Boris is best-placed to pick up the baton and ensure we get a deal for Britain which keeps our economy strong, moves the country beyond Brexit, and brings back control, says Welsh Shadow Minister for Rural Affairs Andrew RT Davies.
Well there we have it folks! After an intense leadership contest lasting just over a month, Boris Johnson came out on top with a resounding victory.
Putting the prospect of any parliamentary shenanigans to one side, Boris will now move forward to take up the position of Prime Minister, and the first job in the in-tray is of course delivering on the referendum mandate of 2016.
As I outlined in my previous Brexit Hub column, I strongly believe that Boris will provide us with the energy, vision, and leadership to break the Brexit deadlock; bring the change that people want; and get the UK back on the road to a brighter future.
The only way to bring the change people voted for in the referendum – strengthening our public services with increased frontline spending – is to get Brexit out of the way by October 31.
Boris was best-placed to pick up the baton and ensure we get a deal for Britain that keeps our economy strong, moves the country beyond Brexit, and brings us back control and power over key areas such as agriculture, which people voted for.
The campaign was fiercely fought, and it was pleasing to see agriculture and the environment featuring prominently, which you would not have seen in other party leadership contests.
Boris has committed to replace funding for devolved nations and pledged that rural communities will be central to kick-starting the British economy after we leave the European Union on October 31.
He has secured a convincing mandate from the party and I only hope colleagues within the parliamentary ranks sit up and take note, and unite behind Boris as divided parties will not succeed and will certainly not win elections. The hard work starts now.
And in Wales, work seems to be distinctly lacking from a Labour Government that continues to sit on its hands.
Before the Welsh Assembly packed up for recess last week, the First Minister, Mark Drakeford, outlined a rather drab legislative programme for the forthcoming year.
Regrettably, the statement contained no reference to future legislation for agriculture or the environment in Wales, which was staggering given Brexit is on the horizon.
Wales is suffering at the hands of a very urban-centric government that has run out of steam and is ill-prepared, or unwilling, to capitalise on the opportunity to turbocharge our rural communities by devising policies made in Wales which deliver for agriculture for the first time in decades.
But whilst they stand idle, Welsh Conservatives have this week unveiled a number of measures we would seek to deliver a vibrant rural economy across the country.
Coinciding with the 100th Royal Welsh Show – the greatest and best agricultural show in the land – we announced that a Welsh Conservative government would install a minister with dedicated responsibility for developing our rural economy and ‘rural proofing’ all government policy moving forward.
For too long, the economic needs of our rural communities have fallen through the cracks and we had put that right, ensuring it was front and centre of the government’s priorities.
Such a post has delivered dividends in Scotland, and would help close the prosperity and opportunity gap which currently exists, and ensure we develop a rural economy in Wales that is fit for the future, where young people can stay and thrive.

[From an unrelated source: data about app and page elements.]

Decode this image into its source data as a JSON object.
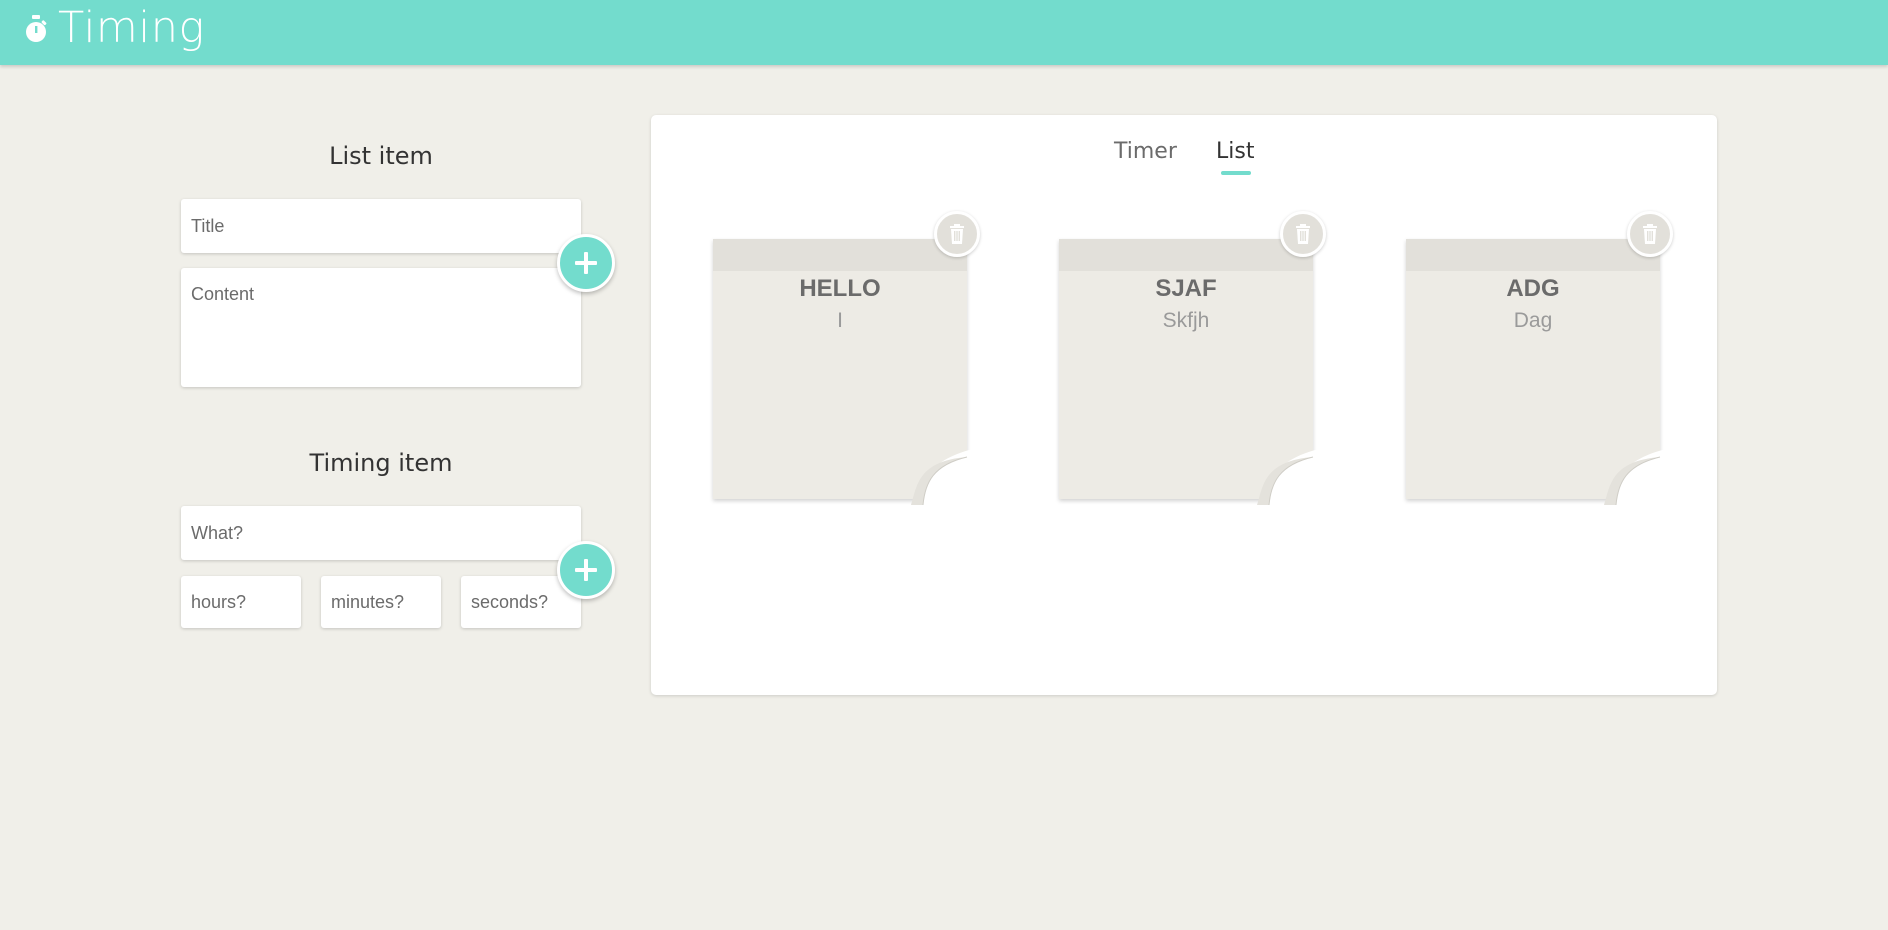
{
  "app": {
    "title": "Timing",
    "accent_color": "#73dccd",
    "background_color": "#f0efe9",
    "logo_icon": "stopwatch-icon"
  },
  "list_form": {
    "heading": "List item",
    "title_placeholder": "Title",
    "content_placeholder": "Content",
    "add_icon": "plus-icon"
  },
  "timing_form": {
    "heading": "Timing item",
    "what_placeholder": "What?",
    "hours_placeholder": "hours?",
    "minutes_placeholder": "minutes?",
    "seconds_placeholder": "seconds?",
    "add_icon": "plus-icon"
  },
  "tabs": [
    {
      "label": "Timer",
      "active": false
    },
    {
      "label": "List",
      "active": true
    }
  ],
  "notes": [
    {
      "title": "HELLO",
      "content": "I",
      "delete_icon": "trash-icon"
    },
    {
      "title": "SJAF",
      "content": "Skfjh",
      "delete_icon": "trash-icon"
    },
    {
      "title": "ADG",
      "content": "Dag",
      "delete_icon": "trash-icon"
    }
  ]
}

The incoming Prime Minister has also committed to ensure super-fast broadband reaches every home and business in the land by 2026 so we can ensure Wales’s rural communities are resilient and ready for the 21st century.

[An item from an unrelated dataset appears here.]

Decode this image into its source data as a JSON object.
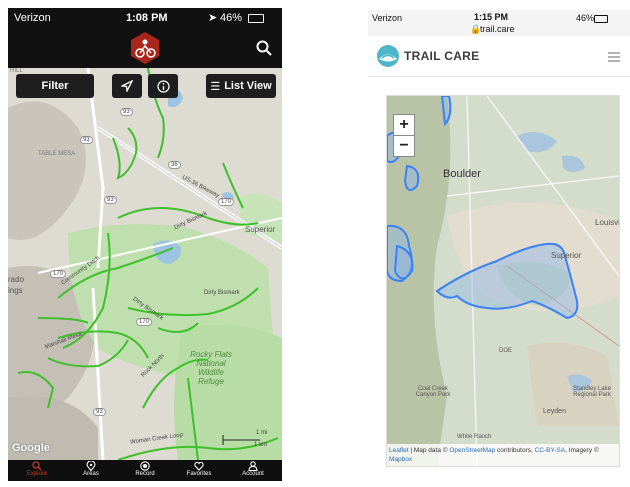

We can and have to do more to improve support for agriculture in this country, increase support for young people to enter the farming industry, whilst also getting a grip on underutilised areas of the rural economy such as the forestry sector and our other outstanding natural resources.

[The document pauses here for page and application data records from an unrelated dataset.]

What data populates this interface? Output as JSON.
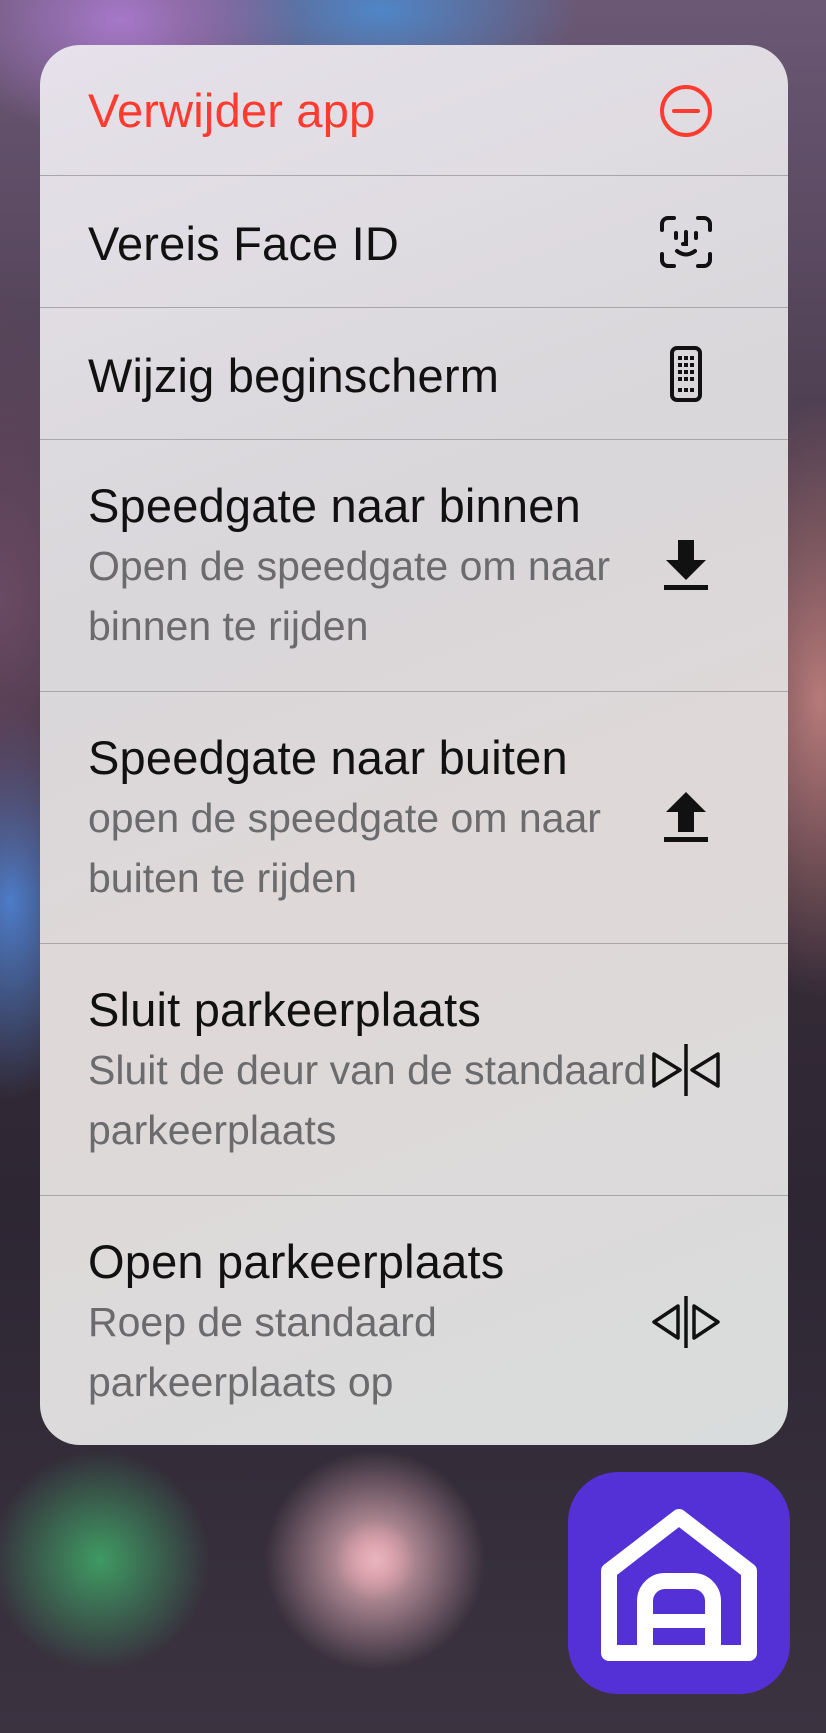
{
  "menu": {
    "items": [
      {
        "title": "Verwijder app",
        "subtitle": "",
        "icon": "minus-circle-icon",
        "destructive": true
      },
      {
        "title": "Vereis Face ID",
        "subtitle": "",
        "icon": "face-id-icon"
      },
      {
        "title": "Wijzig beginscherm",
        "subtitle": "",
        "icon": "phone-apps-icon"
      },
      {
        "title": "Speedgate naar binnen",
        "subtitle": "Open de speedgate om naar binnen te rijden",
        "icon": "download-arrow-icon"
      },
      {
        "title": "Speedgate naar buiten",
        "subtitle": "open de speedgate om naar buiten te rijden",
        "icon": "upload-arrow-icon"
      },
      {
        "title": "Sluit parkeerplaats",
        "subtitle": "Sluit de deur van de standaard parkeerplaats",
        "icon": "close-doors-icon"
      },
      {
        "title": "Open parkeerplaats",
        "subtitle": "Roep de standaard parkeerplaats op",
        "icon": "open-doors-icon"
      }
    ]
  },
  "app_icon": {
    "name": "garage-app-icon",
    "color": "#5431d6"
  },
  "colors": {
    "destructive": "#ff3b30",
    "text": "#111111",
    "subtitle": "#6b6b6e"
  }
}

And one of the first acts for such a Minister should be the convening of an urgent Green Economic Summit.
We have to be up front and honest with people in Wales, as the fight against climate change is going to result in huge changes to traditional ways of life in Wales, particularly as we transition from a carbon-heavy economy to a new green way of working.
Agriculture currently accounts for around 12 per cent of emissions and to their credit, farming unions are putting in place ambitious plans to reach carbon-neutral targets, but the Welsh Labour Government has a fundamental role to play to ensure people, businesses and industries are taken and supported on this journey.
To date, there has been an alarming lack of detail and the Welsh Government must rectify that immediately, otherwise we risk losing hearts and minds in this key fight.
Labour’s support of rural Wales continues to wane and Conservatives – both at Westminster and Wales – want to put these issues back at the top of the agenda – where they belong.
Brexit presents us with a once-in-a-lifetime opportunity to reboot our rural communities and key sectors – and we cannot afford to let it slip through our fingers.
Andrew can be found tweeting @AndrewRTDavies